Jailed trade unionists exonerated after 47 years



Trade unionists who were imprisoned for their role in the 1972 builders’ strike have been exonerated by the Court of Appeal in London nearly half a century later.

The “Shrewsbury 24” were arrested five months after the strike and charged with over 200 offences including unlawful assembly, intimidation and affray. Six pickets were also charged with conspiracy to intimidate.

After three trials, six pickets were imprisoned. Des Warren received the longest sentence of three years’ imprisonment after being convicted of conspiracy to intimidate alongside future actor Ricky Tomlinson.

The Criminal Cases Review Commission (CCRC) referred the convictions of 14 of the Shrewsbury 24 to the Court of Appeal last year following a judicial review. In a 30-page judgment handed down yesterday, Lord Justice Fulford overturned all of them.

Original witness statements had been destroyed by the police and this fact had not been disclosed to the defence counsel or to the court, rendering the verdicts in all three trials unsafe, he said.

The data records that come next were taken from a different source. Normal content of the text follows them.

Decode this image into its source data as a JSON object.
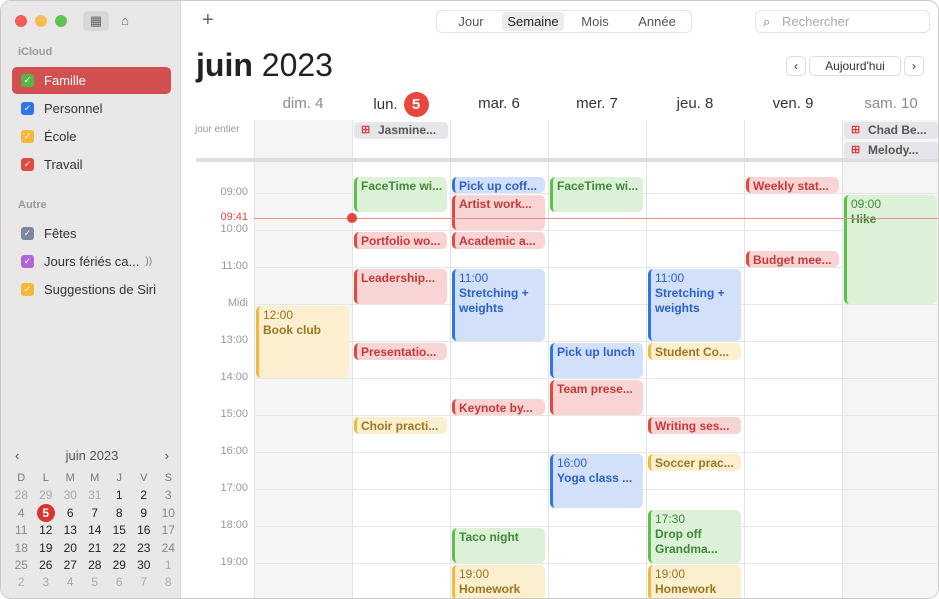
{
  "sidebar": {
    "sections": [
      {
        "label": "iCloud",
        "items": [
          {
            "label": "Famille",
            "color": "#5ab24a",
            "selected": true
          },
          {
            "label": "Personnel",
            "color": "#2f74e8"
          },
          {
            "label": "École",
            "color": "#f2b93a"
          },
          {
            "label": "Travail",
            "color": "#e04a40"
          }
        ]
      },
      {
        "label": "Autre",
        "items": [
          {
            "label": "Fêtes",
            "color": "#7d879d"
          },
          {
            "label": "Jours fériés ca...",
            "color": "#b067d6",
            "broadcast": true
          },
          {
            "label": "Suggestions de Siri",
            "color": "#f2b93a"
          }
        ]
      }
    ],
    "mini_calendar": {
      "title": "juin 2023",
      "today": 5,
      "weekdays": [
        "D",
        "L",
        "M",
        "M",
        "J",
        "V",
        "S"
      ],
      "weeks": [
        [
          28,
          29,
          30,
          31,
          1,
          2,
          3
        ],
        [
          4,
          5,
          6,
          7,
          8,
          9,
          10
        ],
        [
          11,
          12,
          13,
          14,
          15,
          16,
          17
        ],
        [
          18,
          19,
          20,
          21,
          22,
          23,
          24
        ],
        [
          25,
          26,
          27,
          28,
          29,
          30,
          1
        ],
        [
          2,
          3,
          4,
          5,
          6,
          7,
          8
        ]
      ]
    }
  },
  "toolbar": {
    "add": "+",
    "views": [
      "Jour",
      "Semaine",
      "Mois",
      "Année"
    ],
    "active_view": "Semaine",
    "search_placeholder": "Rechercher",
    "today": "Aujourd'hui"
  },
  "header": {
    "month": "juin",
    "year": "2023"
  },
  "days": [
    {
      "label": "dim. 4",
      "weekend": true
    },
    {
      "label": "lun.",
      "num": "5",
      "today": true
    },
    {
      "label": "mar. 6"
    },
    {
      "label": "mer. 7"
    },
    {
      "label": "jeu. 8"
    },
    {
      "label": "ven. 9"
    },
    {
      "label": "sam. 10",
      "weekend": true
    }
  ],
  "all_day_label": "jour entier",
  "all_day_events": [
    {
      "day": 1,
      "title": "Jasmine..."
    },
    {
      "day": 6,
      "title": "Chad Be..."
    },
    {
      "day": 6,
      "title": "Melody..."
    }
  ],
  "time_labels": [
    "09:00",
    "10:00",
    "11:00",
    "Midi",
    "13:00",
    "14:00",
    "15:00",
    "16:00",
    "17:00",
    "18:00",
    "19:00"
  ],
  "now": {
    "label": "09:41",
    "hour": 9.683
  },
  "colors": {
    "Famille": {
      "bg": "#dcf1d7",
      "fg": "#3e8a38",
      "bar": "#5ac04a"
    },
    "Travail": {
      "bg": "#f8d4d4",
      "fg": "#c53a38",
      "bar": "#e5473f"
    },
    "Personnel": {
      "bg": "#d3e0fa",
      "fg": "#2c60cc",
      "bar": "#2f74e8"
    },
    "École": {
      "bg": "#fbefcf",
      "fg": "#9a7720",
      "bar": "#f2b93a"
    }
  },
  "events": [
    {
      "day": 1,
      "start": 8.5,
      "end": 9.5,
      "title": "FaceTime wi...",
      "cal": "Famille"
    },
    {
      "day": 1,
      "start": 10,
      "end": 10.5,
      "title": "Portfolio wo...",
      "cal": "Travail"
    },
    {
      "day": 1,
      "start": 11,
      "end": 12,
      "title": "Leadership...",
      "cal": "Travail"
    },
    {
      "day": 1,
      "start": 13,
      "end": 13.5,
      "title": "Presentatio...",
      "cal": "Travail"
    },
    {
      "day": 1,
      "start": 15,
      "end": 15.5,
      "title": "Choir practi...",
      "cal": "École"
    },
    {
      "day": 2,
      "start": 8.5,
      "end": 9,
      "title": "Pick up coff...",
      "cal": "Personnel"
    },
    {
      "day": 2,
      "start": 9,
      "end": 10,
      "title": "Artist work...",
      "cal": "Travail"
    },
    {
      "day": 2,
      "start": 10,
      "end": 10.5,
      "title": "Academic a...",
      "cal": "Travail"
    },
    {
      "day": 2,
      "start": 11,
      "end": 13,
      "time": "11:00",
      "title": "Stretching + weights",
      "cal": "Personnel",
      "wrap": true
    },
    {
      "day": 2,
      "start": 14.5,
      "end": 15,
      "title": "Keynote by...",
      "cal": "Travail"
    },
    {
      "day": 2,
      "start": 18,
      "end": 19,
      "title": "Taco night",
      "cal": "Famille"
    },
    {
      "day": 2,
      "start": 19,
      "end": 20,
      "time": "19:00",
      "title": "Homework",
      "cal": "École"
    },
    {
      "day": 3,
      "start": 8.5,
      "end": 9.5,
      "title": "FaceTime wi...",
      "cal": "Famille"
    },
    {
      "day": 3,
      "start": 13,
      "end": 14,
      "title": "Pick up lunch",
      "cal": "Personnel"
    },
    {
      "day": 3,
      "start": 14,
      "end": 15,
      "title": "Team prese...",
      "cal": "Travail"
    },
    {
      "day": 3,
      "start": 16,
      "end": 17.5,
      "time": "16:00",
      "title": "Yoga class ...",
      "cal": "Personnel"
    },
    {
      "day": 4,
      "start": 11,
      "end": 13,
      "time": "11:00",
      "title": "Stretching + weights",
      "cal": "Personnel",
      "wrap": true
    },
    {
      "day": 4,
      "start": 13,
      "end": 13.5,
      "title": "Student Co...",
      "cal": "École"
    },
    {
      "day": 4,
      "start": 15,
      "end": 15.5,
      "title": "Writing ses...",
      "cal": "Travail"
    },
    {
      "day": 4,
      "start": 16,
      "end": 16.5,
      "title": "Soccer prac...",
      "cal": "École"
    },
    {
      "day": 4,
      "start": 17.5,
      "end": 19,
      "time": "17:30",
      "title": "Drop off Grandma...",
      "cal": "Famille",
      "wrap": true
    },
    {
      "day": 4,
      "start": 19,
      "end": 20,
      "time": "19:00",
      "title": "Homework",
      "cal": "École"
    },
    {
      "day": 5,
      "start": 8.5,
      "end": 9,
      "title": "Weekly stat...",
      "cal": "Travail"
    },
    {
      "day": 5,
      "start": 10.5,
      "end": 11,
      "title": "Budget mee...",
      "cal": "Travail"
    },
    {
      "day": 6,
      "start": 9,
      "end": 12,
      "time": "09:00",
      "title": "Hike",
      "cal": "Famille"
    },
    {
      "day": 0,
      "start": 12,
      "end": 14,
      "time": "12:00",
      "title": "Book club",
      "cal": "École"
    }
  ]
}
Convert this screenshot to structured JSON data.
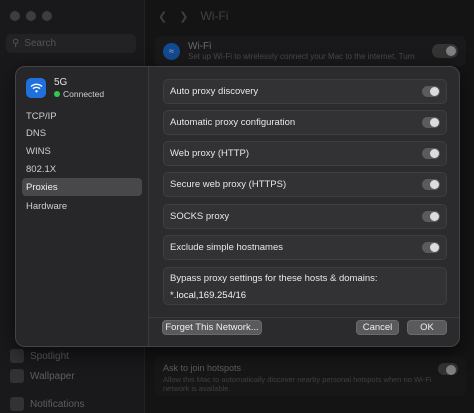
{
  "background": {
    "search_placeholder": "Search",
    "title": "Wi-Fi",
    "wifi_card": {
      "title": "Wi-Fi",
      "subtitle": "Set up Wi-Fi to wirelessly connect your Mac to the internet. Turn"
    },
    "sidebar_items": [
      "Spotlight",
      "Wallpaper",
      "Notifications"
    ],
    "hotspot": {
      "title": "Ask to join hotspots",
      "desc": "Allow this Mac to automatically discover nearby personal hotspots when no Wi-Fi network is available."
    }
  },
  "sheet": {
    "network": {
      "name": "5G",
      "status": "Connected"
    },
    "sidebar": [
      {
        "label": "TCP/IP",
        "selected": false
      },
      {
        "label": "DNS",
        "selected": false
      },
      {
        "label": "WINS",
        "selected": false
      },
      {
        "label": "802.1X",
        "selected": false
      },
      {
        "label": "Proxies",
        "selected": true
      },
      {
        "label": "Hardware",
        "selected": false
      }
    ],
    "proxies": [
      {
        "label": "Auto proxy discovery",
        "enabled": false
      },
      {
        "label": "Automatic proxy configuration",
        "enabled": false
      },
      {
        "label": "Web proxy (HTTP)",
        "enabled": false
      },
      {
        "label": "Secure web proxy (HTTPS)",
        "enabled": false
      },
      {
        "label": "SOCKS proxy",
        "enabled": false
      },
      {
        "label": "Exclude simple hostnames",
        "enabled": false
      }
    ],
    "bypass": {
      "label": "Bypass proxy settings for these hosts & domains:",
      "value": "*.local,169.254/16"
    },
    "buttons": {
      "forget": "Forget This Network...",
      "cancel": "Cancel",
      "ok": "OK"
    }
  },
  "colors": {
    "accent": "#1f6fdc",
    "connected": "#32c74f"
  }
}
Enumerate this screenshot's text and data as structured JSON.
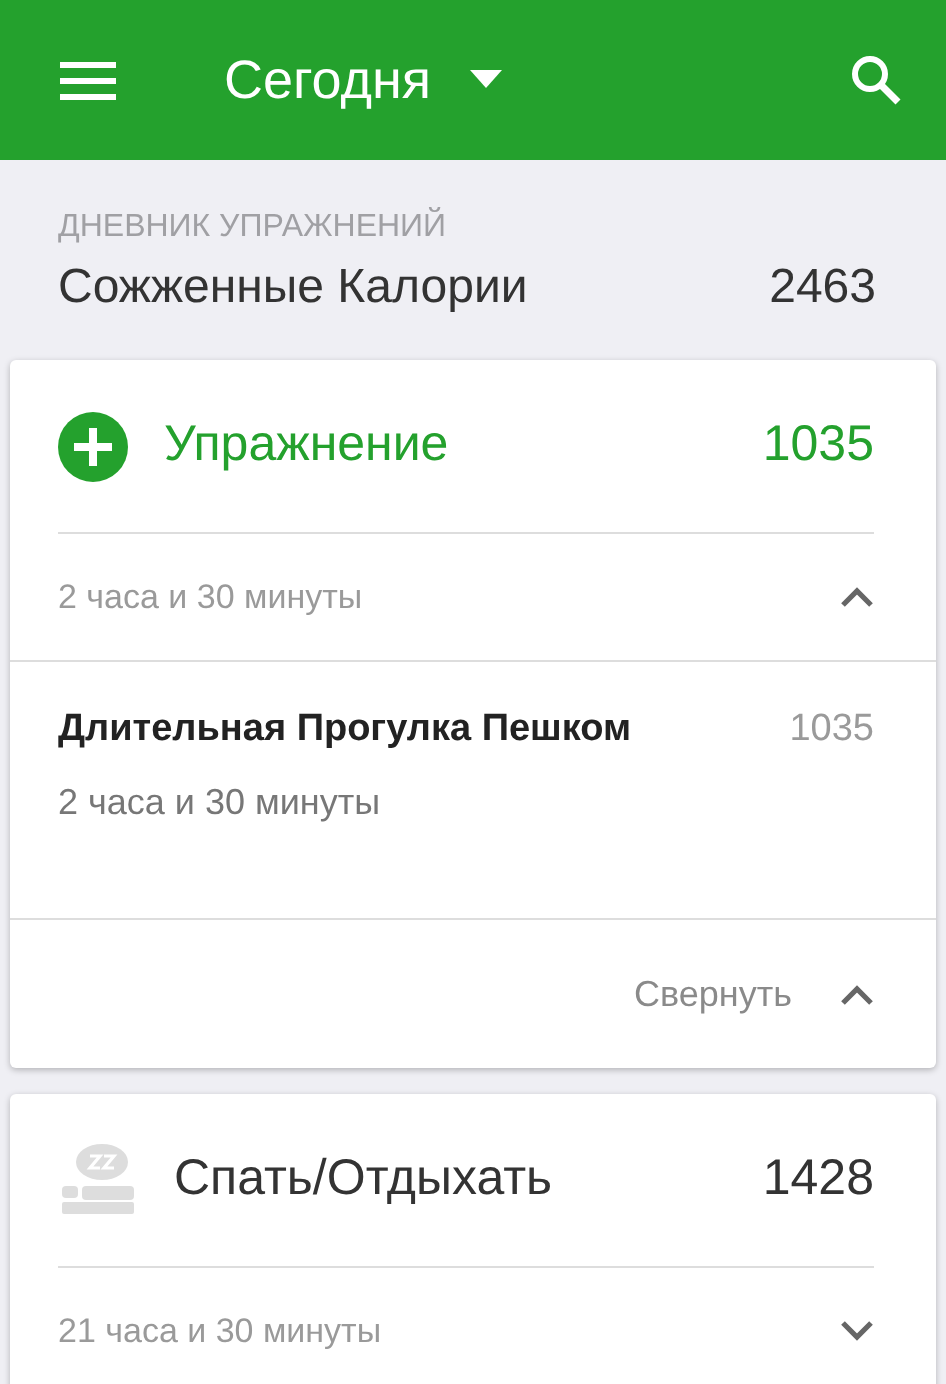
{
  "header": {
    "title": "Сегодня"
  },
  "section": {
    "label": "ДНЕВНИК УПРАЖНЕНИЙ",
    "title": "Сожженные Калории",
    "total": "2463"
  },
  "cards": [
    {
      "kind": "exercise",
      "title": "Упражнение",
      "calories": "1035",
      "duration": "2 часа и 30 минуты",
      "expanded": true,
      "entries": [
        {
          "name": "Длительная Прогулка Пешком",
          "calories": "1035",
          "duration": "2 часа и 30 минуты"
        }
      ],
      "collapse_label": "Свернуть"
    },
    {
      "kind": "sleep",
      "title": "Спать/Отдыхать",
      "calories": "1428",
      "duration": "21 часа и 30 минуты",
      "expanded": false
    }
  ]
}
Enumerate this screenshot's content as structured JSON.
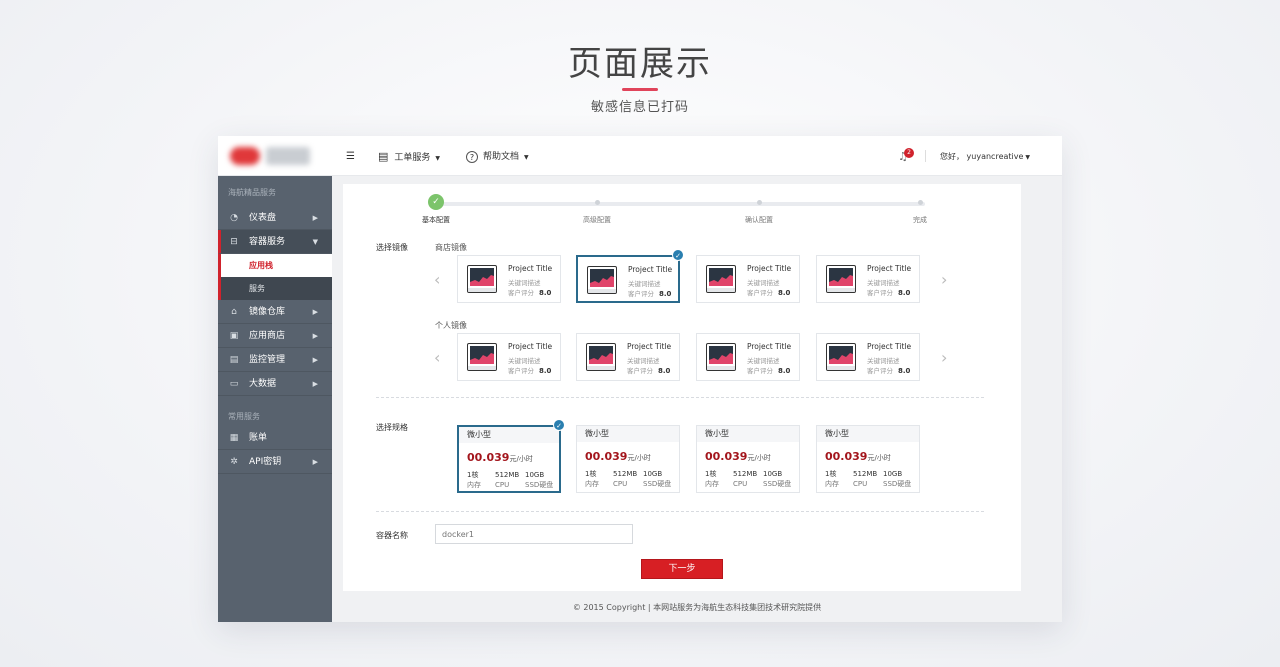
{
  "hero": {
    "title": "页面展示",
    "subtitle": "敏感信息已打码"
  },
  "sidebar": {
    "section1": "海航精品服务",
    "items": [
      {
        "label": "仪表盘",
        "icon": "dashboard-icon"
      },
      {
        "label": "容器服务",
        "icon": "container-icon"
      },
      {
        "label": "镜像仓库",
        "icon": "warehouse-icon"
      },
      {
        "label": "应用商店",
        "icon": "store-icon"
      },
      {
        "label": "监控管理",
        "icon": "monitor-icon"
      },
      {
        "label": "大数据",
        "icon": "bigdata-icon"
      }
    ],
    "subitems": [
      {
        "label": "应用栈"
      },
      {
        "label": "服务"
      }
    ],
    "section2": "常用服务",
    "items2": [
      {
        "label": "账单",
        "icon": "bill-icon"
      },
      {
        "label": "API密钥",
        "icon": "gear-icon"
      }
    ]
  },
  "topbar": {
    "ticket": "工单服务",
    "help": "帮助文档",
    "notif_count": "2",
    "user": "您好， yuyancreative"
  },
  "steps": [
    {
      "label": "基本配置"
    },
    {
      "label": "高级配置"
    },
    {
      "label": "确认配置"
    },
    {
      "label": "完成"
    }
  ],
  "image_section": {
    "label": "选择镜像",
    "store_label": "商店镜像",
    "personal_label": "个人镜像",
    "store_images": [
      {
        "title": "Project Title",
        "desc": "关键词描述",
        "rate_label": "客户评分",
        "rate": "8.0"
      },
      {
        "title": "Project Title",
        "desc": "关键词描述",
        "rate_label": "客户评分",
        "rate": "8.0"
      },
      {
        "title": "Project Title",
        "desc": "关键词描述",
        "rate_label": "客户评分",
        "rate": "8.0"
      },
      {
        "title": "Project Title",
        "desc": "关键词描述",
        "rate_label": "客户评分",
        "rate": "8.0"
      }
    ],
    "personal_images": [
      {
        "title": "Project Title",
        "desc": "关键词描述",
        "rate_label": "客户评分",
        "rate": "8.0"
      },
      {
        "title": "Project Title",
        "desc": "关键词描述",
        "rate_label": "客户评分",
        "rate": "8.0"
      },
      {
        "title": "Project Title",
        "desc": "关键词描述",
        "rate_label": "客户评分",
        "rate": "8.0"
      },
      {
        "title": "Project Title",
        "desc": "关键词描述",
        "rate_label": "客户评分",
        "rate": "8.0"
      }
    ]
  },
  "spec_section": {
    "label": "选择规格",
    "specs": [
      {
        "name": "微小型",
        "price": "00.039",
        "unit": "元/小时",
        "cores": "1核",
        "mem": "512MB",
        "disk": "10GB",
        "k1": "内存",
        "k2": "CPU",
        "k3": "SSD硬盘"
      },
      {
        "name": "微小型",
        "price": "00.039",
        "unit": "元/小时",
        "cores": "1核",
        "mem": "512MB",
        "disk": "10GB",
        "k1": "内存",
        "k2": "CPU",
        "k3": "SSD硬盘"
      },
      {
        "name": "微小型",
        "price": "00.039",
        "unit": "元/小时",
        "cores": "1核",
        "mem": "512MB",
        "disk": "10GB",
        "k1": "内存",
        "k2": "CPU",
        "k3": "SSD硬盘"
      },
      {
        "name": "微小型",
        "price": "00.039",
        "unit": "元/小时",
        "cores": "1核",
        "mem": "512MB",
        "disk": "10GB",
        "k1": "内存",
        "k2": "CPU",
        "k3": "SSD硬盘"
      }
    ]
  },
  "name_section": {
    "label": "容器名称",
    "placeholder": "docker1"
  },
  "next_button": "下一步",
  "footer": "© 2015 Copyright |   本网站服务为海航生态科技集团技术研究院提供",
  "colors": {
    "accent": "#d71f24",
    "selected": "#2a6a8c",
    "sidebar": "#58626e",
    "price": "#a3151c",
    "success": "#7cc46b"
  }
}
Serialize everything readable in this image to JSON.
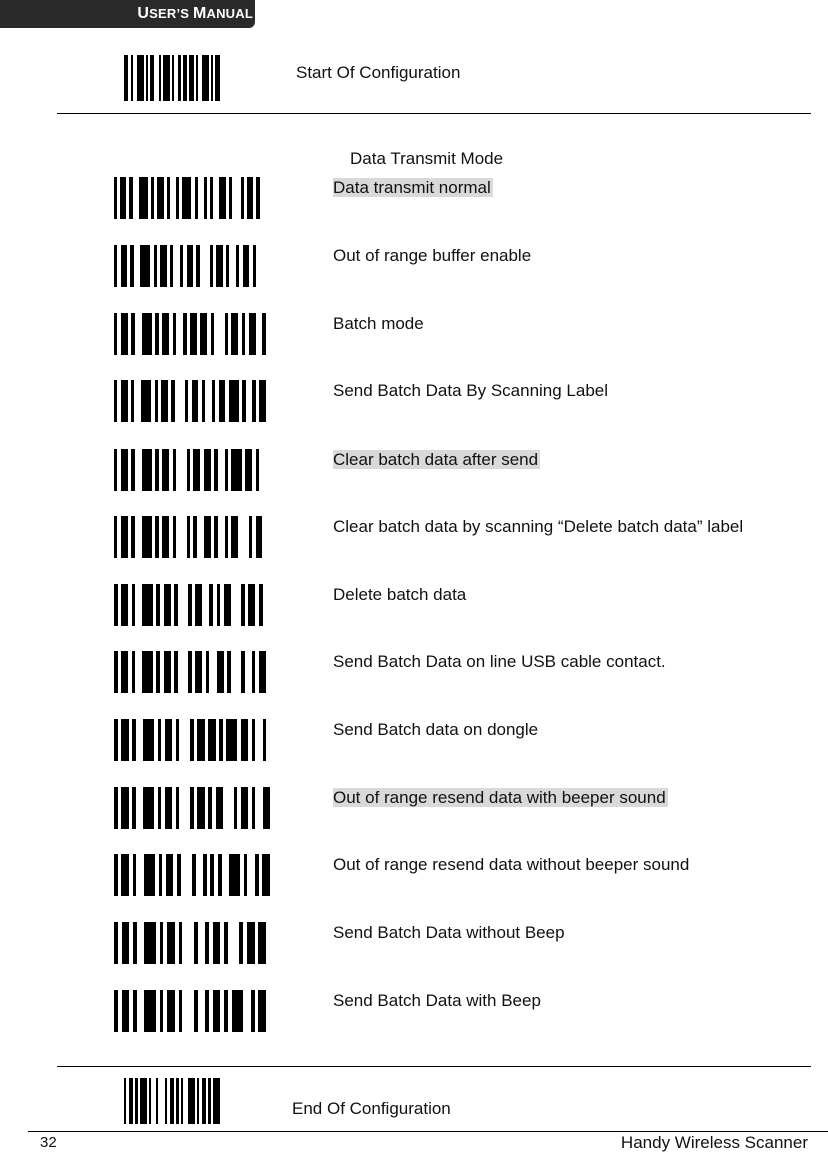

Jamie Potter, joint head of the public law and human rights team at Bindsmans LLP, which represented 12 of the appellants, said: “Both the CCRC in their original decision and the CPS have sought to argue that such destruction had an innocent explanation. However, the Court of Appeal could ‘see no basis’ for this position.

“Exposing this miscarriage of justice has only been possible because of the tireless and forensic work of the campaign’s researcher, Eileen Turnbull, which lead to her uncovering records that only survived by chance.

“It is welcome that the Court of Appeal has, however, called on the Ministry of Justice and HMCTS to reconsider their current document destruction policies, not least given the possibility of digital storage, to reduce the risk of other miscarriages of justice going hidden in the future.”